Maximum size : 4 cm
Rainbow Tetra - Nematobrycon lacortei : Complete Fish Profile & Care Guide
Table of contents
IntroductionThe Rainbow Tetra (Nematobrycon lacortei) is a rare and exotic addition to any aquarium. Despite their peaceful nature, Rainbow Tetras can be territorial and may bully other fish, but keeping them in a group of 8 or more can avoid this. The display of male fish is a sight to behold as they showcase their brilliant colors and extend their elegant fins while competing for female attention. To make a harmonious community aquarium, select tankmates of similar size and temperament, such as Tetras, Pencilfish, Hatchetfish, and Dwarf Cichlids like Apistogramma or Mikrogeophagus. Some of the Corydoras Catfish and smaller Plecos may also be suitable. Just make sure to avoid slow, long-finned species to prevent fin-nipping. A well-decorated tank is necessary to keep these fish happy and healthy. The tank should have plenty of plants, both rooted and floating, and spindly driftwood to provide hiding places and create a natural feel. Placing dried Indian Almond Leaves on top of the substrate will enhance the colors of the fish and gradually acidify the water. The Rainbow Tetra's club-shaped body is iridescent and displays every color of the rainbow, with a dark line extending from its eye to its caudal fin. Elongated anal fins extend from the vent to the caudal fin, and a trident-tailed caudal fin with a central spike enhances its already impressive appearance. Additionally, these fish have large, red-banded eyes, adding to their already spectacular beauty.
Rainbow Tetra Photos
Sexual DimorphismDistinguishing between male and female Rainbow Tetras is a simple task. The males can be recognised by their longer anal, dorsal and caudal fins, along with more vibrant colours and distinct red eyes. In contrast, females have green-blue eyes and are generally more full-bodied than their male counterparts, particularly when preparing to spawn.
|Scientific Name||Nematobrycon lacortei|
|Max Size||4 cm|
|Difficulty||Beginner - Intermediate|
|Best kept as||Groups 8+|
|Lifespan||3 - 5 years|
|PH||5.0 - 7.0|
|GH||5 - 8|
|℉||72 - 80|
|℃||22.2 - 26.7|

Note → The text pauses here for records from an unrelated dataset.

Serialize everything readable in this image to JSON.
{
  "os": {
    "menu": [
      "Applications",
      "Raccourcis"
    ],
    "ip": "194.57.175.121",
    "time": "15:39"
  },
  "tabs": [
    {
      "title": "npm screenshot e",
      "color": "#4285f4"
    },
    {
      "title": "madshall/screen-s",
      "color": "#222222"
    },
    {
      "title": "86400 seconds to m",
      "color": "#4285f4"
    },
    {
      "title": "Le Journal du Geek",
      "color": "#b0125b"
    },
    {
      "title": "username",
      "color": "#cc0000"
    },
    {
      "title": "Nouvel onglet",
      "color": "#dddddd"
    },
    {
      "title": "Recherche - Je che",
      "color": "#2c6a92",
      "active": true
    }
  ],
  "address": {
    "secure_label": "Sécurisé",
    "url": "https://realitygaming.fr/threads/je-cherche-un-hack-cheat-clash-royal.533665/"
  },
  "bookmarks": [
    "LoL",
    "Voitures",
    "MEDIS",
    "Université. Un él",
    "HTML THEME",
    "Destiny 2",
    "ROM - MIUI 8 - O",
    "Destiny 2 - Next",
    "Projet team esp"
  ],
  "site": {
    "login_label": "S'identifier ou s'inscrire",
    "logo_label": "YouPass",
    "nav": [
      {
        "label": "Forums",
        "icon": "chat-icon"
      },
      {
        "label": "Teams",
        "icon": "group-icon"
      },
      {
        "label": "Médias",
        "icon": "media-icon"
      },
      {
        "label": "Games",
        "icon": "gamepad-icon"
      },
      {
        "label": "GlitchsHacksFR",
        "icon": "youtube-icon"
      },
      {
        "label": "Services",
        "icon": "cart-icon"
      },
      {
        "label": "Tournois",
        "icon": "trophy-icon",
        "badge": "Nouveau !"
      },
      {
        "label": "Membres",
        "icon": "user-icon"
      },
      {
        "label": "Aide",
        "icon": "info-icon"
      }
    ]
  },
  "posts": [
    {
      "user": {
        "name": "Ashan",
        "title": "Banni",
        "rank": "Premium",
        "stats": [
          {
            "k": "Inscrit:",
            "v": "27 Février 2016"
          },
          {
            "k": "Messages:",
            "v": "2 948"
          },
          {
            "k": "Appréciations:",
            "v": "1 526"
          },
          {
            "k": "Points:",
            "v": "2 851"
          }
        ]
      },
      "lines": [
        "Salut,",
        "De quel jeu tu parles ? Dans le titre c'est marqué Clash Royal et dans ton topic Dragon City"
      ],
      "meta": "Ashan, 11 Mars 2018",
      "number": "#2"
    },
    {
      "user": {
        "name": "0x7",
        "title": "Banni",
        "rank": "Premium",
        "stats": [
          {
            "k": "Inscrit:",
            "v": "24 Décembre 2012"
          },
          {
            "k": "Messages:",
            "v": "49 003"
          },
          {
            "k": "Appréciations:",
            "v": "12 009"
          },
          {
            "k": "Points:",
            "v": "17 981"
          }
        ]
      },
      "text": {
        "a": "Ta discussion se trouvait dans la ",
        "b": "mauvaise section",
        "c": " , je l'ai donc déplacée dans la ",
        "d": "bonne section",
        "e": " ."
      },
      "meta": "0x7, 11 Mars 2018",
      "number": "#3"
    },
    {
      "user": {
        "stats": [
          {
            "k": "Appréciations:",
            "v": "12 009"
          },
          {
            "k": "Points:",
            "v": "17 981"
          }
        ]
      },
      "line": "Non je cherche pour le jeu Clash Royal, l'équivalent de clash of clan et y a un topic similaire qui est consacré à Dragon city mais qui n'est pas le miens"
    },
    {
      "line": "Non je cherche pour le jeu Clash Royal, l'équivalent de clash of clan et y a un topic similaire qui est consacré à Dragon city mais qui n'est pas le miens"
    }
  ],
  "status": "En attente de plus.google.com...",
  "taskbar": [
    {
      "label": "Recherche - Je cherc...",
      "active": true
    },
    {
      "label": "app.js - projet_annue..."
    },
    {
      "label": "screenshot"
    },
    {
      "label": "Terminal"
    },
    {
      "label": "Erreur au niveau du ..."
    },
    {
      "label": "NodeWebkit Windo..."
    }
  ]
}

Natural HabitatRainbow Tetras are found exclusively in the lush waters of Rio Calima in the Rio San Juan River system. Nestled in the heart of Western Colombia's Choco and Valle de Cauca regions, this species thrives in the tranquil, vegetation-rich confines of small tributaries. If you're a lover of all things aquatic, you won't want to miss the opportunity to catch a glimpse of these magnificent fish in their natural habitat. With their dazzling array of colours and unique adaptations to their environment, the Rainbow Tetra is truly a sight to behold. So why wait? Dive into the wonder and beauty of Rio Calima's Rainbow Tetra today!
BreedingBreeding the Rainbow Tetra requires some preparation, but it is a relatively easy process to manage. Before breeding, it is necessary to condition the fish with high-quality frozen or live food for a couple of weeks to improve their health and readiness to mate. A separate breeding tank with soft acidic water and dim lighting should be provided, along with spawning mops or dense floating plants for the fish to lay their eggs. Alternatively, a mesh can be placed on the bottom of the tank to allow the eggs to fall through but prevent the adults from reaching them. Rainbow tetras release a few eggs at a time, and the spawning process can take several hours. Once the eggs are laid, it is essential to remove the adult fish to prevent them from consuming their offspring. If the breeding process is unsuccessful, the adults should be removed, and a new pair should be introduced. The eggs typically hatch within 24-36 hours, and the fry should become free-swimming 4-5 days after hatching. During this time, it is necessary to feed the fry infusoria-grade food to support their development.
Diet & feedingWhen it comes to feeding the Rainbow Tetras, offering them a diverse diet is key to keeping them healthy and happy. High-quality flakes, granules, and micropellets are all acceptable staples, but it is recommended to supplement their diet with live and frozen vitamin-enriched foods such as bloodworms, Artemia, Daphnia, and mosquito larvae to provide them with essential nutrients. Since Rainbow Tetras are small in size, it is important to avoid overfeeding as it can lead to water quality issues. Careful monitoring of their feeding habits and adjusting the amount of food given accordingly is recommended to prevent health problems.
Other Tetras you maybe interested in
African Moon Tetra
African Red Eyed Tetra
Black Darter Tetra